IN LOVE BRAIN CHANGES
New research suggests that falling in love has amazing effects on the brain. It not only mutes the intensity of pain impulses; but, love feelings travel the same neural pathways as do powerful drugs. So watch out -- Like morphine, passion can be addictive.
Hey, maybe that's why young men in love do stupid things to show-off, physically dangerous stunts, to impress their beloved -- because if they misstep, fall or crash, it doesn't hurt as much. I'm not so sure love counts the same when it comes to today's extreme sports. It would be unethical for researchers to ask subjects to jump between tall buildings to test the extremes, if a guy might fall 10 stories. Even if love is as strong as cement, landing on it could break almost everything in your body, though it may not hurt all that much.
The study came from researchers at Stanford University, who tested 15 volunteers -- undergraduates who were in the early phases of passionate love.
Each of the subjects brought a photo of their loved one, and another photo of a friend with whom there was no romantic bond. While each participant held a stimulator that got hot enough to cause them pain, a scanner, fMRI (functional magnetic resonance imaging), was used to watch the brains of these besotted students who examined each of the photos and carried out a mental task -- while the stimulator got hotter, going from warm to uncomfortably hot to painfully searing.
CAN WITHSTAND MORE PAIN
Researchers found that both the mental distraction and examining the photo of their beloved let each subject withstand greater pain than looking at a photo of a friend. Both lowered the feeling of "moderate pain" by up to 45 percent, and reduced "high pain" by up to 13 percent. However, working on a mental problem only distracted the brain, while the sensation of love stimulated "primitive, 'reptilian' regions" of the brain.

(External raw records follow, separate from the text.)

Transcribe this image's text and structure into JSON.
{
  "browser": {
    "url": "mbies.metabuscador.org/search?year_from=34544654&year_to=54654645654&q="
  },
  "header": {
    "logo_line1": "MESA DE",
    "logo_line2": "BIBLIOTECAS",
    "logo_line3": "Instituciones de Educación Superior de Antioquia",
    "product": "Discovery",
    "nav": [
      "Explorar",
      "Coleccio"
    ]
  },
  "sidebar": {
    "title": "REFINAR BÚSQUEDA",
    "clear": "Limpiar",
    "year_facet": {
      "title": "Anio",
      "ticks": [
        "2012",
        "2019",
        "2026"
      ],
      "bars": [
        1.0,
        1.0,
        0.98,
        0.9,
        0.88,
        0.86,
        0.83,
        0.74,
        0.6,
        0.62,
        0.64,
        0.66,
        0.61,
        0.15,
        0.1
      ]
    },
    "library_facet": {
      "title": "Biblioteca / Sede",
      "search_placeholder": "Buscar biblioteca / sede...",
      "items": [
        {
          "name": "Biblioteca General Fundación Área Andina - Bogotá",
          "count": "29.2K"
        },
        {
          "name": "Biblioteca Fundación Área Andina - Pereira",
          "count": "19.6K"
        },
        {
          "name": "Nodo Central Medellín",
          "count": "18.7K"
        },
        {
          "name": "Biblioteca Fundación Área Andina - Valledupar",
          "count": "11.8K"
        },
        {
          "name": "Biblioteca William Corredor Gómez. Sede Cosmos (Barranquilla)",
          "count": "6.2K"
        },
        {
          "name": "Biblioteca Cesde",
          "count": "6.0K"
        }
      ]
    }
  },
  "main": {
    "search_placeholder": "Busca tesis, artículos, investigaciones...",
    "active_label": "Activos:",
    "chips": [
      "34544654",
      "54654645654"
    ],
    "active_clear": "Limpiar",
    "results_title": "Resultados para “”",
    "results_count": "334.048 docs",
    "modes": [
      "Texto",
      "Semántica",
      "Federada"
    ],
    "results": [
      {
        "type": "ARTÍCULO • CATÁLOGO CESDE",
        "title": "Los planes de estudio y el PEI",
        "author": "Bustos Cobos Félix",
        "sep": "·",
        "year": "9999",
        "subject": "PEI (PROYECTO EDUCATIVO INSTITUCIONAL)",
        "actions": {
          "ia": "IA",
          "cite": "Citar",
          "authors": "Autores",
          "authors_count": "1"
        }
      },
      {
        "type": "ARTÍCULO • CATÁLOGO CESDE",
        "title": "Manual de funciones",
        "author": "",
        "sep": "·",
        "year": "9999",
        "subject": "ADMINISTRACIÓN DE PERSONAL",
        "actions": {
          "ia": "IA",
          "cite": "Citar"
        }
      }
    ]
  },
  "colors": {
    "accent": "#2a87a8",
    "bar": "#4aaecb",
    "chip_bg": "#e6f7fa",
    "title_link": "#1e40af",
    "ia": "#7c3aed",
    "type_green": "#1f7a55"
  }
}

These are the same areas that cause us to become addicted to drugs.
Yes, love is like cocaine in that it provokes a similar chemical reaction inside your head.
"The areas of the brain activated by intense love are the same areas that drugs use to reduce pain," said Arthur Aron, coauthor of the new study and a professor of psychology at the State University of New York at Stony Brook.
"There is intense activation in the reward area of the brain -- the same area that lights up when you take cocaine, the same area that lights up when you win a lot of money."
Even though previous studies have found that loving feelings can mitigate feels of pain, this study was the first to look at the brain during the process.
BRAIN BLASTING DOPAMINE
In reporting this study, the Scientific American said "Love, too, can get the brain blasting higher levels of the feel-good dopamine neurotransmitter."
As study coauthor Sean Mackey, associate professor of anesthesia at Stanford University School of Medicine, explained: "When passionate love is described like this, it in some ways sounds like an addition. We thought, 'Maybe this does involved similar brain systems as those involved in addictions which are heavily dopamine-related."
SUBJECTS USUALLY YOUNG STUDENTS
Researchers who conduct studies at universities, where they are faculty-members, most often use young college students as their research subjects. I always wonder whether it is accurate to extrapolate from the findings and extend them to persons of other ages.
The older one gets, and the more experience one has under their belt, the more they change. And physically, there are number of changes which occur, including the brain. How do you suppose a 50-year-old person, who has painful chronic arthritis, and is passionately in love again -- after previously experiencing the emotion through several affairs and marriages, might react to pain? I'll bet it would not be the same as the 20-year-old, without chronic pain, in his first throes of passion. And is the older person as likely to succumb to love as an addiction?
If my suspicions prove to be true, this doesn't mean that there isn't fascination and great value to this new research. It's merely a warning not to extend findings to different populations.
by Sharon McEachern